About the lilting house and happy as the grass was green,
The night above the dingle starry,
Time let me hail and climb
Golden in the heydays of his eyes,
And honored among wagons I was prince of the appletowns
And once below a time I lordly had the trees and leaves
Trail with daisies and barley
Down the rivers of the windfall light.
And as I was green and carefree, famous among the the barns
About the happy yard and singing as the farm was home,
In the sun that is young once only,
Time let me play and be
Golden in the mercy of his means,
And green and golden I was huntsman and herdsman, the calves
Sang to my horn, the foxes on the hills barked clear and cold,
And the sabbath rang slowly
In the pebbles of the holy streams.
All the sun long it was running, it was lovely, the hay
Fields high as the house, the tunes from the chimneys, it was air

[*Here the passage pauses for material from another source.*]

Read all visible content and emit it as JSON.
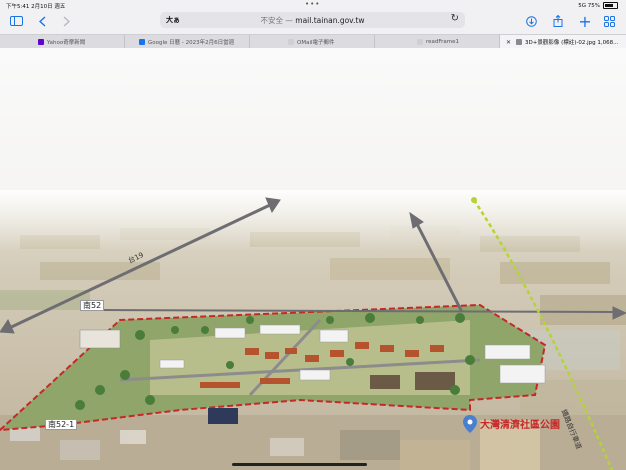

And playing, and lovely and watery
And fire green as grass.
And nightly under the simple stars
As I rode to sleep the owls were bearing the farm away,
All the moon long I heard, blessed among stables, the nightjars
Flying with the ricks, and the horses
Flashing into the dark.
And then to awake, and the farm, like a wanderer white
With the dew, come back, the cock on his shoulder: it was all
Shining, it was Adam and maiden,
The sky gathered again
And the sun grew round that very day.
So it must have been after the birth of the simple light
In the first, spinning place, the spellbound horses walking warm
Out of the whinnying stable
On the fields of praise.
And honored among foxes and pheasants by the gay house
Under the new made clouds and happy as the heart was long,
In the sun born over and over,
I ran my heedless ways,
My wishes raced through the house-high hay
And nothing I cared, at my sky-blue trades, that time allows
In all his tuneful turning so few and such morning songs
Before the children green and golden
Follow him out of grace.
Nothing I cared, in the lamb white days, that time would take me
Up to the swallow-thronged loft by the shadow of my hand,
In the moon that is always rising,
Nor that riding to sleep
I should hear him fly with the high fields
And wake to the farm forever fled from the childless land.
Oh as I was young and easy in the mercy of his means,
Time held me green and dying
Though I sang in my chains like the sea.